Naveen Gavini, the SVP of products at Pinterest, claims he understands the impulse towards frictionless-ness. “If you opened up your favourite streaming content material system and you were gonna view a film,” he suggests, “I never consider you want to initial reply a 30-query quiz: Hey, what are all your favorite videos? Okay, how would you level them? Who are your favored actors? I do not consider any person wishes to go by means of that operate.” As a substitute, he claims, the critical is to come across just the proper moments to question thoughts. “I have a barber that I have been going to for 10 a long time that cuts my hair,” Gavini says by way of example. “And if you consider about that practical experience each individual time, it is a personalised working experience, and I don’t require to convey to him when I wander in how I want my haircut due to the fact he is aware me. But it started out with that initially conversation: It was an specific conversation, like, ‘Hey, so how do you usually like your hair lower?’” Producing that very same kind of dialog explicit, without having overusing it, is a crucial intention for Pinterest.
A single side influence of that collaborative process is that it can also supply buyers additional transparency about what they’re staying proposed and why. Nearly anyone I spoke to for this tale mentioned that is critical both in aiding people today have great encounters on the internet and in engendering belief in the things which is getting encouraged. “More and much more,” Gavini says, “I assume we want to know: What are the conclusions? What are the matters that are informing some of these algorithms that are actually delivering information to us?”
Believe in is almost everything, definitely. There’s a hypothetical edition of the Yelp application — and the Netflix application, Spotify app, Kindle app, and dozens of many others — that is very little a lot more than a large button. You sit down to observe something, smash the button, and Netflix is aware of specifically what you’re seeking for. Spotify places on just the appropriate tune. Yelp orders the specific dish you’re craving. Every little thing is personalised and automatic and provides the A person Real Recommendation each time. But would you consider it enough to just strike the button? Akhil Ramesh, the head of buyer product at Yelp, doesn’t assume so. “I normally joke that if God landed in entrance of me and stated, ‘This is the human being you’re going to marry, and you will in no way have to waste a next,’ I wouldn’t think a 2nd of it,” he says. “I would go do my exploration.”
The Just one Correct Suggestion isn’t just impossible — it’s not even truly truly worth pursuing. But that does not signify points just cannot get far better. As the products and services we use get greater at recognizing us — and, just as vital, get better at asking us about ourselves — they may be able to slim the earth down to a handful of options alternatively of an endlessly scrolling record.

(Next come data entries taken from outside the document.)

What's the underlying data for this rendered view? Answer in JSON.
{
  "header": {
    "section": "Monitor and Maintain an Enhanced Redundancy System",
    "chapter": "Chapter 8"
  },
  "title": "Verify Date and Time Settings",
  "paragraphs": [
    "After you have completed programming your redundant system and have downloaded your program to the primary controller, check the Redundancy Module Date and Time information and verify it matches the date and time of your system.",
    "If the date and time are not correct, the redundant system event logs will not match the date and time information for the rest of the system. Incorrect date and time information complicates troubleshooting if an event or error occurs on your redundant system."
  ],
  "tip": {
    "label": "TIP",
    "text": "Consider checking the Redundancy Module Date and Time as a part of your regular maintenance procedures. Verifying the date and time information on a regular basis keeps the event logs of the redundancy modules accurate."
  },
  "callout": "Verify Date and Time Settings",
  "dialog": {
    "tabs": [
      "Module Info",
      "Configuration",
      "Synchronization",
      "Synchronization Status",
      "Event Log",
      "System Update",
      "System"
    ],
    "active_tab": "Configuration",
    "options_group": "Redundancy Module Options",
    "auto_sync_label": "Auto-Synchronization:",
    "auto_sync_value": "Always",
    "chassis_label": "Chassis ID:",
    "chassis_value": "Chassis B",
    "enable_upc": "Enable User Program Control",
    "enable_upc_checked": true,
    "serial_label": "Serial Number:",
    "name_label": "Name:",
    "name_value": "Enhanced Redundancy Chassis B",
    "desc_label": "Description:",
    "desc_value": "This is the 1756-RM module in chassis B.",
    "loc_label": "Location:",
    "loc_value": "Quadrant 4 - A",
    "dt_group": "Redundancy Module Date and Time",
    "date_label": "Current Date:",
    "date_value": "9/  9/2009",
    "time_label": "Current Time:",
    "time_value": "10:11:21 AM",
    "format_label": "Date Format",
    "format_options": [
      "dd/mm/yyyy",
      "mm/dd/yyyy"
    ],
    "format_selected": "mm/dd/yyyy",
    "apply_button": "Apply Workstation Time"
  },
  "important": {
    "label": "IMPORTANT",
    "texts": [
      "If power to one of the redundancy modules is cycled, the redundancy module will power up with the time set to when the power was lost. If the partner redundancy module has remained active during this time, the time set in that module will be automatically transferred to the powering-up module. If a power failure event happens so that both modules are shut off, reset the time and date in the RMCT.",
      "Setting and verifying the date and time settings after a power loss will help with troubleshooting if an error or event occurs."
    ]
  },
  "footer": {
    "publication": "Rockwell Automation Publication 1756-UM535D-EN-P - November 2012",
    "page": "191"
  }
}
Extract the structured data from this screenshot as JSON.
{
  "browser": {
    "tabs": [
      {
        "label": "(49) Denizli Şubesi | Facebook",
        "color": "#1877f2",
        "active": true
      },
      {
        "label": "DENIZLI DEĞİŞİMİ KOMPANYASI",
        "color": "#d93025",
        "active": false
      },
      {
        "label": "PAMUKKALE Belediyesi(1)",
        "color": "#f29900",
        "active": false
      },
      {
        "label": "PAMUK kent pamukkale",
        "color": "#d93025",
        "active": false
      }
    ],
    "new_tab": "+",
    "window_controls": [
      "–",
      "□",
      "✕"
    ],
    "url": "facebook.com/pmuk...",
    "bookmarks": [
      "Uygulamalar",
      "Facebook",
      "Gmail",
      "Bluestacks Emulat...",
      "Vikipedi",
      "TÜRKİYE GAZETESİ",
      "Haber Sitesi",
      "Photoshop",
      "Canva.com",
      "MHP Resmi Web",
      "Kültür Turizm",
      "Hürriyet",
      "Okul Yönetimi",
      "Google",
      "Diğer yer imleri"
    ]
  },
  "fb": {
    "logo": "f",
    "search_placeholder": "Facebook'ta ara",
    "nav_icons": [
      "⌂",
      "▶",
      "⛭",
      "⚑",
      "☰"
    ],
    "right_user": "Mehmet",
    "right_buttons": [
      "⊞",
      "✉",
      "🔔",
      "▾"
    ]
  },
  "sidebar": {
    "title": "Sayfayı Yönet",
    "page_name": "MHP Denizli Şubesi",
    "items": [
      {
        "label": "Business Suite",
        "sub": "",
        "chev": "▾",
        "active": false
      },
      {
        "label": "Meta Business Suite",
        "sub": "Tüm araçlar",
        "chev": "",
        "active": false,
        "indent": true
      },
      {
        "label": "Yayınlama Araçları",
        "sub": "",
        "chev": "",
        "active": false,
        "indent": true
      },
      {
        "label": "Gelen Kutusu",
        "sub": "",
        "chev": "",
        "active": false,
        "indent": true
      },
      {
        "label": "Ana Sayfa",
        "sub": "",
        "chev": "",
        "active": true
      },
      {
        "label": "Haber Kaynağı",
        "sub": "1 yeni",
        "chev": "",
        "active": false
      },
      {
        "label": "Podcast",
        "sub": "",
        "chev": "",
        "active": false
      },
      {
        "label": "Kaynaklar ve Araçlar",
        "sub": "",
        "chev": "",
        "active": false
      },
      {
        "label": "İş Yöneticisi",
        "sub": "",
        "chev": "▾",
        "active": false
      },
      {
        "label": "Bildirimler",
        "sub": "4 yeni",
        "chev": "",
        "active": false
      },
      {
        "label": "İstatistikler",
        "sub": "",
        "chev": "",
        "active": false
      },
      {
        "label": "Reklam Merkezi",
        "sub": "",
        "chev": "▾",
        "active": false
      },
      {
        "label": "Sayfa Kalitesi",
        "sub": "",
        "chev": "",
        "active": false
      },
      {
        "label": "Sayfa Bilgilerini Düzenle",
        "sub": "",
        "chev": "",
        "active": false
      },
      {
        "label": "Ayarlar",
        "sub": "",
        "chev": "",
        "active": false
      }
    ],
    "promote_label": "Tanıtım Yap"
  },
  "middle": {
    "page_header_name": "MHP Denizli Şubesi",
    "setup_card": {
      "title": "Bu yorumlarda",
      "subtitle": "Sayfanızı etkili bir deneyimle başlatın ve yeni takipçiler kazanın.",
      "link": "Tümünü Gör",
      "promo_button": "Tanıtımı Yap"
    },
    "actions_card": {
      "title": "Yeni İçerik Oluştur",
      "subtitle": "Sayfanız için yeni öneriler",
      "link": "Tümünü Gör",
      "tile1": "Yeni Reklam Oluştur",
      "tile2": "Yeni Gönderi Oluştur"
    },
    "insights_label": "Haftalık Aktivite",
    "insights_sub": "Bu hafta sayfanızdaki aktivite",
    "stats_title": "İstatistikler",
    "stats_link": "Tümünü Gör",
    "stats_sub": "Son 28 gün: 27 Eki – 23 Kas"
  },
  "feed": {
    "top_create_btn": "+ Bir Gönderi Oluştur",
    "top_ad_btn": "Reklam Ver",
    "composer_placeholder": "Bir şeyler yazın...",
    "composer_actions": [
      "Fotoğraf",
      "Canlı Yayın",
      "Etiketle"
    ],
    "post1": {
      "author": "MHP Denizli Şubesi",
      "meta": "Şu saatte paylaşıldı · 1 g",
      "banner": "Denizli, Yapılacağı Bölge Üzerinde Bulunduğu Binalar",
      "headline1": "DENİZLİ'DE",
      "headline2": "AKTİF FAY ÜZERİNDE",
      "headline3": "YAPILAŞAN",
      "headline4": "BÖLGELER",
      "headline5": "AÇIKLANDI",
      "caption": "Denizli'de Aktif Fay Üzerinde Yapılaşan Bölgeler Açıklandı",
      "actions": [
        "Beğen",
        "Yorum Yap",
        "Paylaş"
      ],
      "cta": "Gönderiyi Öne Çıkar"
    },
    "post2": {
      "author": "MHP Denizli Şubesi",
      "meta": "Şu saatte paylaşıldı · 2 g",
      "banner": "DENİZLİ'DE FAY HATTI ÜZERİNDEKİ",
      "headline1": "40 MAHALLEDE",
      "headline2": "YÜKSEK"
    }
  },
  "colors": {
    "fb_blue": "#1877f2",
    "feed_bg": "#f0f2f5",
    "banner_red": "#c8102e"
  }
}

All you’ll have to do is decide your favourite and go. Since, really, there is no ideal reply. There’s just the one particular you picked.